Despite intervention from Secretary of State Hillary Clinton, the Iroquois Nationals lacrosse team had to miss the World Lacrosse Championships in Manchester, England because the British Consulate would not issue them visas. Though they already had to forfeit their Thursday night game, there was hope that they would be issued visas in time to play a game today against Japan. But the British refused to honor their Haudenosaunee passports, and now they have run out of time. One player told the Times, “I felt it was coming, but I didn’t want to believe it until I actually heard it."
Though the Iroquois nations had been able to use their tribe-issued passports for about 30 years, new regulations say they can't use the passports to travel. But a Canadian Mohawk leader claimed nobody ever explained the new rules to them. Manager Ansley Jemison told the Daily News that the Heudenosaunee confederacy is trying to regain recognition of the passports so these complications don't happen in the future. The controversy has now inspired outrage towards the British, with Representative Dan Maffei calling the situation an "international embarrassment," and questioned the country's ability to host the 2012 Olympics.
Jefferson Keel, the lieutenant governor of the Chickasaw Nation said the drama brought into question the actual sovereignty of Native American nations. He said, "I just didn’t understand why a country would go through all these hoops to deny an indigenous team the opportunity to compete in an international game." But though they had to miss the game, goalie Marty Ward said he feels like they did something important. “It brought indigenous people back to the forefront.
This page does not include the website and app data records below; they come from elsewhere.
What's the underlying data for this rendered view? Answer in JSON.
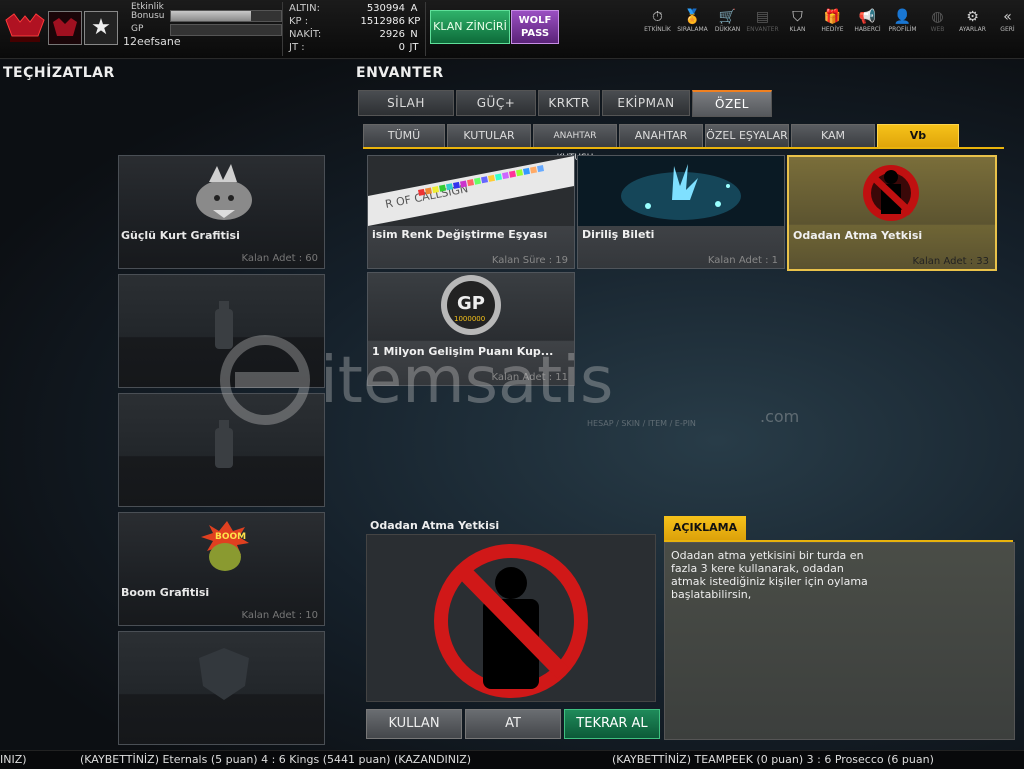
{
  "player": {
    "name": "12eefsane",
    "bonus_label": "Etkinlik Bonusu",
    "bonus_fill": 0.73,
    "gp_label": "GP",
    "gp_fill": 0.0
  },
  "currency": [
    {
      "label": "ALTIN:",
      "value": "530994",
      "unit": "A"
    },
    {
      "label": "KP   :",
      "value": "1512986",
      "unit": "KP"
    },
    {
      "label": "NAKİT:",
      "value": "2926",
      "unit": "N"
    },
    {
      "label": "JT   :",
      "value": "0",
      "unit": "JT"
    }
  ],
  "buttons": {
    "klan": "KLAN ZİNCİRİ",
    "wolf": "WOLF PASS"
  },
  "top_menu": [
    {
      "label": "ETKİNLİK",
      "icon": "stopwatch-icon",
      "glyph": "⏱",
      "dim": false
    },
    {
      "label": "SIRALAMA",
      "icon": "medal-icon",
      "glyph": "🏅",
      "dim": false
    },
    {
      "label": "DÜKKAN",
      "icon": "cart-icon",
      "glyph": "🛒",
      "dim": false
    },
    {
      "label": "ENVANTER",
      "icon": "inventory-icon",
      "glyph": "▤",
      "dim": true
    },
    {
      "label": "KLAN",
      "icon": "shield-icon",
      "glyph": "⛉",
      "dim": false
    },
    {
      "label": "HEDİYE",
      "icon": "gift-icon",
      "glyph": "🎁",
      "dim": false
    },
    {
      "label": "HABERCİ",
      "icon": "megaphone-icon",
      "glyph": "📢",
      "dim": false
    },
    {
      "label": "PROFİLİM",
      "icon": "profile-icon",
      "glyph": "👤",
      "dim": false
    },
    {
      "label": "WEB",
      "icon": "globe-icon",
      "glyph": "◍",
      "dim": true
    },
    {
      "label": "AYARLAR",
      "icon": "gear-icon",
      "glyph": "⚙",
      "dim": false
    },
    {
      "label": "GERİ",
      "icon": "back-chevron-icon",
      "glyph": "«",
      "dim": false
    }
  ],
  "headings": {
    "left": "TEÇHİZATLAR",
    "right": "ENVANTER"
  },
  "equipment": [
    {
      "name": "Güçlü Kurt Grafitisi",
      "count": "Kalan Adet : 60",
      "art": "wolf-graffiti"
    },
    {
      "name": "",
      "count": "",
      "art": "spray-can"
    },
    {
      "name": "",
      "count": "",
      "art": "spray-can"
    },
    {
      "name": "Boom Grafitisi",
      "count": "Kalan Adet : 10",
      "art": "boom-graffiti"
    },
    {
      "name": "",
      "count": "",
      "art": "shield"
    }
  ],
  "tabs": [
    "SİLAH",
    "GÜÇ+",
    "KRKTR",
    "EKİPMAN",
    "ÖZEL"
  ],
  "active_tab": 4,
  "subtabs": [
    "TÜMÜ",
    "KUTULAR",
    "ANAHTAR KUTUSU",
    "ANAHTAR",
    "ÖZEL EŞYALAR",
    "KAM",
    "Vb"
  ],
  "active_subtab": 6,
  "items": [
    {
      "name": "isim Renk Değiştirme Eşyası",
      "count": "Kalan Süre : 19",
      "art": "callsign"
    },
    {
      "name": "Diriliş Bileti",
      "count": "Kalan Adet : 1",
      "art": "resurrection"
    },
    {
      "name": "Odadan Atma Yetkisi",
      "count": "Kalan Adet : 33",
      "art": "kick"
    },
    {
      "name": "1 Milyon Gelişim Puanı Kup...",
      "count": "Kalan Adet : 11",
      "art": "gp-coin"
    }
  ],
  "selected_item": 2,
  "callsign_text": "R OF CALLSIGN",
  "gp_coin": {
    "top": "GP",
    "bottom": "1000000"
  },
  "detail": {
    "title": "Odadan Atma Yetkisi",
    "desc_head": "AÇIKLAMA",
    "desc": "Odadan atma yetkisini bir turda en fazla 3 kere kullanarak, odadan atmak istediğiniz kişiler için oylama başlatabilirsin,"
  },
  "actions": [
    "KULLAN",
    "AT",
    "TEKRAR AL"
  ],
  "ticker": [
    "INIZ)",
    "(KAYBETTİNİZ) Eternals (5 puan) 4 : 6 Kings (5441 puan) (KAZANDINIZ)",
    "(KAYBETTİNİZ) TEAMPEEK (0 puan) 3 : 6 Prosecco (6 puan)"
  ],
  "watermark": {
    "brand": "itemsatis",
    "suffix": ".com",
    "tagline": "HESAP / SKIN / ITEM / E-PIN"
  }
}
It let everyone know that we’re still here—we haven’t gone anywhere.”